At last census, there were 149,512 people living in Townsville with the median age being 37. This is indicative of a large number of families (38,495) and working professionals in the region – pushing up the demand for a larger cultural and family-friendly scene. A higher proportionate number of the population are university graduates – shaping the face of Townsville to come. ‘
What attracts people to Townsville?
Despite the awesome name? Lots!
Townsville offers a plethora of opportunities to involve oneself in an outdoors adventure. This area of the world truly is nature’s playground.
The Billabong Sanctuary is an 11-hectare wildlife sanctuary in Nome, 17 kilometres south of Townsville, North Queensland, Australia. Called Australia’s best wildlife sanctuary by many visitors, this is an incredible resource for families and those looking to appreciate natural wonders.
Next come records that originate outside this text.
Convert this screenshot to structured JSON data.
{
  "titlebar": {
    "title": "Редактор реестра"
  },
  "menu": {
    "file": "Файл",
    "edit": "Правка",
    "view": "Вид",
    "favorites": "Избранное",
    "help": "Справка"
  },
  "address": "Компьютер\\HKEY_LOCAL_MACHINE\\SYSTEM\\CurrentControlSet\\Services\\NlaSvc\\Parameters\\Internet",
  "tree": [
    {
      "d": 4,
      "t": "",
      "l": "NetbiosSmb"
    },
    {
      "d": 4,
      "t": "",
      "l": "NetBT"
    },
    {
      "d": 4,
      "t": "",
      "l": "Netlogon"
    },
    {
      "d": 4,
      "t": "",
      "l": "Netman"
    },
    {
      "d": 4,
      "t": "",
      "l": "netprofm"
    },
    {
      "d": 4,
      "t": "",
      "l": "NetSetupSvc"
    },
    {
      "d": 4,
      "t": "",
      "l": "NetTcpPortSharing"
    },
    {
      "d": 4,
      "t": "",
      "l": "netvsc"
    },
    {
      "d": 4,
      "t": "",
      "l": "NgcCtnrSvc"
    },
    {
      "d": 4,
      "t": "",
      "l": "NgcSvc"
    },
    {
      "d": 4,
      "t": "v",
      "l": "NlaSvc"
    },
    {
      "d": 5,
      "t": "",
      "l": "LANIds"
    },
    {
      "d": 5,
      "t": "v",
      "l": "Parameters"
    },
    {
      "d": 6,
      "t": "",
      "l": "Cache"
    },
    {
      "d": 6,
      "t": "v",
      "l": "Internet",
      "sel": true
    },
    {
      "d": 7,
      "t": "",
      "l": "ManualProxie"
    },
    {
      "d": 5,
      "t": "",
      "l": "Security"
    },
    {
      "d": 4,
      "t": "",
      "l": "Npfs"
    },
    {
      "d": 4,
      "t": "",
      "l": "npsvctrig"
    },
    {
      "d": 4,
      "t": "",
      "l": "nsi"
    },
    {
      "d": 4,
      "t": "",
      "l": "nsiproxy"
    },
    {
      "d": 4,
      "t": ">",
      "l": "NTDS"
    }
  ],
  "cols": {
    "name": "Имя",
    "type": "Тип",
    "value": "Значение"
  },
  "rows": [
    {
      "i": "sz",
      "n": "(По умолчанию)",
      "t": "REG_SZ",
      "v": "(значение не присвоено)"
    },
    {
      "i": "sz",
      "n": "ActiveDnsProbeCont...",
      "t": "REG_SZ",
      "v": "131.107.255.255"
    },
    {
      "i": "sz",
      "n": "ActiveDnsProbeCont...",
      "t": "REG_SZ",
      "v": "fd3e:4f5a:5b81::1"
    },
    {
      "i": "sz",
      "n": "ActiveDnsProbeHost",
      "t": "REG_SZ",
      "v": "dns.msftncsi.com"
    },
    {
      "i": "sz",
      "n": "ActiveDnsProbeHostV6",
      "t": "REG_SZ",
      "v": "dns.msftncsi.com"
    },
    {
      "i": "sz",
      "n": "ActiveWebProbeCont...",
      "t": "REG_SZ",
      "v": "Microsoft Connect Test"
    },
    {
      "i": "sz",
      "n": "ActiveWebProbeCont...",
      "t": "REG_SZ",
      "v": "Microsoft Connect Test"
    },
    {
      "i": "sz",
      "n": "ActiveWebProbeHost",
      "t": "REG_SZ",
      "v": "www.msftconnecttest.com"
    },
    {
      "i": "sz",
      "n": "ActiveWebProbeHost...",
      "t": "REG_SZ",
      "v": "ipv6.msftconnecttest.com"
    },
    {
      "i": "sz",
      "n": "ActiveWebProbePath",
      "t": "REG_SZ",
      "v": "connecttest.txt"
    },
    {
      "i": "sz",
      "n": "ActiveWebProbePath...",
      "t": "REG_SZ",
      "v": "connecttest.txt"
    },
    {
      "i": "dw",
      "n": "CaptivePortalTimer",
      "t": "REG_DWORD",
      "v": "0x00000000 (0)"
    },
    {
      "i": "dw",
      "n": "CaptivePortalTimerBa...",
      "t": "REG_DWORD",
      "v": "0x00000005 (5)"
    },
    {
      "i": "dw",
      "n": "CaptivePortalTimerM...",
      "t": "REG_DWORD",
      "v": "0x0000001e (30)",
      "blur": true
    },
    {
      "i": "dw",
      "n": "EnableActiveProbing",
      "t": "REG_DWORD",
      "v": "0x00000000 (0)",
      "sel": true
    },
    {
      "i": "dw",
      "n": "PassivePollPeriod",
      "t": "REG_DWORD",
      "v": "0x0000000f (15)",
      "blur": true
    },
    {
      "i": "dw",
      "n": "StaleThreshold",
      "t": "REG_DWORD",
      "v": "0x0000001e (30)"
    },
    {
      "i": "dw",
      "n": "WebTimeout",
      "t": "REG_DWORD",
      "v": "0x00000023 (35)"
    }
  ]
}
It is somewhat expensive to attend ($70 for adults and $50 for children) but an experience young family members won’t soon forget.
The Reef Headquarters Aquarium is the largest living coral reef aquarium and it’s found right in Townsville. The aquarium was built as a Bicentennial Commemorative project and is a part of the Great Barrier Reef Marine Park Authority. The aquarium features over 100 types of coral, fish, sea urchins and other marine life.
The Strand, in Townsville’s centre, offers a beautiful opportunity for visitors to stroll and reflect upon the true beauty of the region. In the suburb of North Ward, there are views towards the Port of Townsville, Magnetic Island and Cape Cleveland. There is a jetty, a recreational park for children, restaurants, cafes and a pool for swimming. There is also plenty of room to spread out a picnic blanket and relax.
What employment opportunities are available in Townsville?
As you can see from the graph above, the rate of unemployment (or those receiving payments) is lower than it’s highest point in 2016. After some dips in 2017, it rose again in 2018. Townsville’s tourism market took quite the hit during Covid and the reduced number of backpackers and seasonal farm workers has meant that, at least for now, there’s plenty of work in the city.
Although this does seem to be quite high, it is fairly typical of North Queensland. There are transitory jobs and employment roles here and, given the tumultuous nature of FIFO style work, it is not surprising to see such shifts in the data.
What industries call Townsville home?
Townsville is the largest city in Northern Australia and is the gateway to mining and agricultural regions. It’s perfectly positioned as Australia’s gateway to Asia.
According to demographer Bernard Salt, ‘no city of comparable size has quite the connection into the future prosperity of the Australian nation as does Townsville’. Townsville offers ‘stability, urban concentration and prosperity’ along with ‘a unique mix of employment drivers’ and ‘the highest average disposable household income among Australia’s 20 largest urban centres outside of a State or Territory capital’. Pretty impressive!
- Port Operations
- Defence Force
- Education and Tropical Science
- Services Supply – Minerals Processing, Mining and Agricultre
- Tourism and Major Events
- Sustainable Technology
- Government and Professional Services
- Aviation Industry
- Digital Economy
- Creative Industries